Well I am down to my second to last article to write as MCFB President. As I am writing this article it seems more like spring outside. We need to keep praying for rain since we have a long way to go to meet our needs for the year. With the dry weather I hope everyone was able to catch up on their winter work. I want to bring to everyone’s attention to the America’s Farmers Grow Rural Education Fund by Bayer. They sent flyer out a few weeks ago regarding $15,000 in grants to improve STEM education. If you received a flyer, please fill it out and you could win $15,000 for the school of your choice.
January was a busy board meeting at MCFB. Besides our normal board business, we had lengthy discussion on two important policies. The first one involved general obligation bonds or GO bonds. GO bonds are commonly used to finance schools, libraries, jails and other large capital projects. The agency issuing a GO bond is authorized to levy an ad valorem property tax at the rate necessary to repay the principal and interest of the bonds. All general obligation bonds must be approved by a 2/3rd majority vote. A GO bond is an add tax on the value of everything on your tax roll.
GO bonds place a disporationally large burden on agriculture. Besides being taxed on our land value, we are paying toward all the equipment owned and any facilities you have on your operation. This could include your dairy barn or almond processing facility. For these reasons, MCFB policy was passed to oppose general obligation bonds as they put our farming community at risk. We advise those seeking general obligation bonds to review other means of facilitation. We would like to see taxes of these measures be placed on the community in an equitable manner. Our board understands communities use bonds to pay for much needed projects, but feel GO bonds are being subsidized by the ag community. As our policy states, we want to work with agencies who feel a bond is necessary to find a format where the burden of paying is placed equally amongst all members of the community who are benefiting!

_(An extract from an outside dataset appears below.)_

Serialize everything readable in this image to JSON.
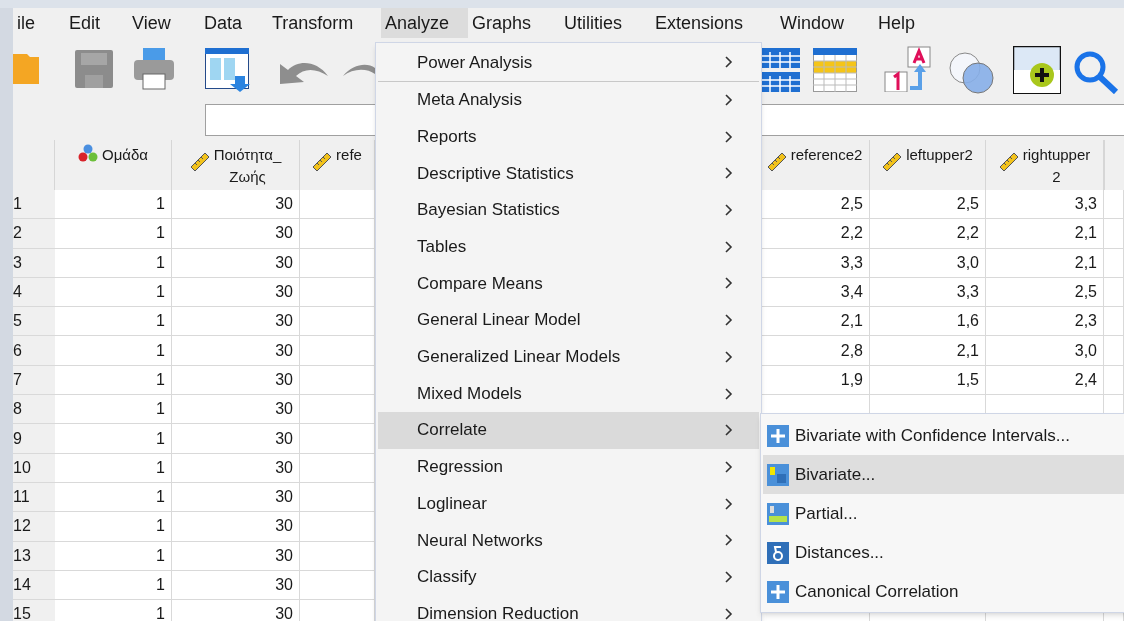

Another issue we have with GO bonds is there are no limits on how many can be placed on your tax roll. I know I will have two more to vote on in the November election within my district. With no limit on the amount of GO bonds a taxpayer has to pay, our board thought it was best to oppose all GO bonds. We didn’t feel it was right to pick and choose which GO bonds the board liked the best. MCFB staff has been working hard to try to educate public agencies we work with about the effects GO bonds have on the ag community. We hope by working with the agencies as the bond language is being written, we can come up with a solution that is equitable for everyone. One example of this could be a residence bond instead of a GO bond, equally spreading the cost amongst the community.
The second major policy change the board took was on industrial hemp. In 2017, our board took a policy position against the cultivation of marijuana and industrial hemp. At the time both were a Schedule I drugs as defined by the United States Controlled Substances Act. Being a Schedule 1 drug means it’s federally illegal to grow in the US no matter what the state laws are. The 2018 Farm Bill reclassified industrial hemp and it is now legal to grow. One issue still being worked on is the State of California must have a hemp plan in place and approved by the federal government for production to be legal. Because of this, Merced County Board of Supervisors put a moratorium on growing industrial hemp for 2019 with the goal of having an ordinance in place to legally grow hemp in 2020. The ordinance passed in the fall of 2019.
For these reasons our board felt it was appropriate to change our policy to reflect the laws applying to industry hemp. After a long discussion the board felt the language would best fit for MCFB members. The language states “MCFB recognizes the lawful cultivation, processing and sale of hemp in the County. We understand that this is a nascent industry that is currently undergoing change. In response, we encourage the County, in its regulation, to be adaptable to these changes, but always rooted in state and federal compliance. We will treat hemp as all other agricultural commodities, but recognize that hemp has unique needs and impacts that may require distinct attention. Therefore, we reserve the right to engage on issues where hemp cultivation may negatively impact our other agricultural products and our shared communities.”
Our board understands there are many questions people have as industrial hemp is being grown in Merced County. Some questions included are: How will hemp be tested for THC levels and who is going to be handling the test? Will growing hemp have an adverse effect on other crops being grown nearby? Will growing hemp bring more crime to the area? These are questions which will need to be answered over time and an MCFB policy change will help give our staff the ability and guidance to advocate on behalf of MCFB members. We understand industrial hemp is legal to grow after the passage of the 2018 Farm Bill and this allows us to be able to advocate for our members who chose to legally grow hemp, but also be able to voice concerns on what affects this new industry can have on the rest of agriculture!
Our board feels these are two important policies changes which will help our membership moving forward. As with any policy change there are pros and cons to each position and our board spent the majority of our meeting discussing them. If you have any questions please feel free to reach out to me. We always appreciate our members input!